### BRIEF
Each entry below has to be written out again exactly.
----------
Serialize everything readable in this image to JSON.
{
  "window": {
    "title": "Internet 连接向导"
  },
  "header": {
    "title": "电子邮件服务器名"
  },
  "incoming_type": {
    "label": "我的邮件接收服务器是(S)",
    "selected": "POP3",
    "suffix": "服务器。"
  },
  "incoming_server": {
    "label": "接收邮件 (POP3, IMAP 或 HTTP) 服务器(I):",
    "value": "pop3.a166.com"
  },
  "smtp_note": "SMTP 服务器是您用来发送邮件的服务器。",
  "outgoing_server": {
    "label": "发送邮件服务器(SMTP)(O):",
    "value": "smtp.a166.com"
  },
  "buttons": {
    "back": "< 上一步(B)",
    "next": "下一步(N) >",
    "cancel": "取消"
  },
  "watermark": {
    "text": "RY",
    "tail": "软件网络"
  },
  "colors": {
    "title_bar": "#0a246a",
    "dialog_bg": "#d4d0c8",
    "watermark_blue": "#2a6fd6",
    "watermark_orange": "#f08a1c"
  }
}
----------
### EXERCISE RESULT
Serialize everything readable in this image to JSON.
{
  "window": {
    "title": "Internet 连接向导"
  },
  "header": {
    "title": "电子邮件服务器名"
  },
  "incoming_type": {
    "label": "我的邮件接收服务器是(S)",
    "selected": "POP3",
    "suffix": "服务器。"
  },
  "incoming_server": {
    "label": "接收邮件 (POP3, IMAP 或 HTTP) 服务器(I):",
    "value": "pop3.a166.com"
  },
  "smtp_note": "SMTP 服务器是您用来发送邮件的服务器。",
  "outgoing_server": {
    "label": "发送邮件服务器(SMTP)(O):",
    "value": "smtp.a166.com"
  },
  "buttons": {
    "back": "< 上一步(B)",
    "next": "下一步(N) >",
    "cancel": "取消"
  },
  "watermark": {
    "text": "RY",
    "tail": "软件网络"
  },
  "colors": {
    "title_bar": "#0a246a",
    "dialog_bg": "#d4d0c8",
    "watermark_blue": "#2a6fd6",
    "watermark_orange": "#f08a1c"
  }
}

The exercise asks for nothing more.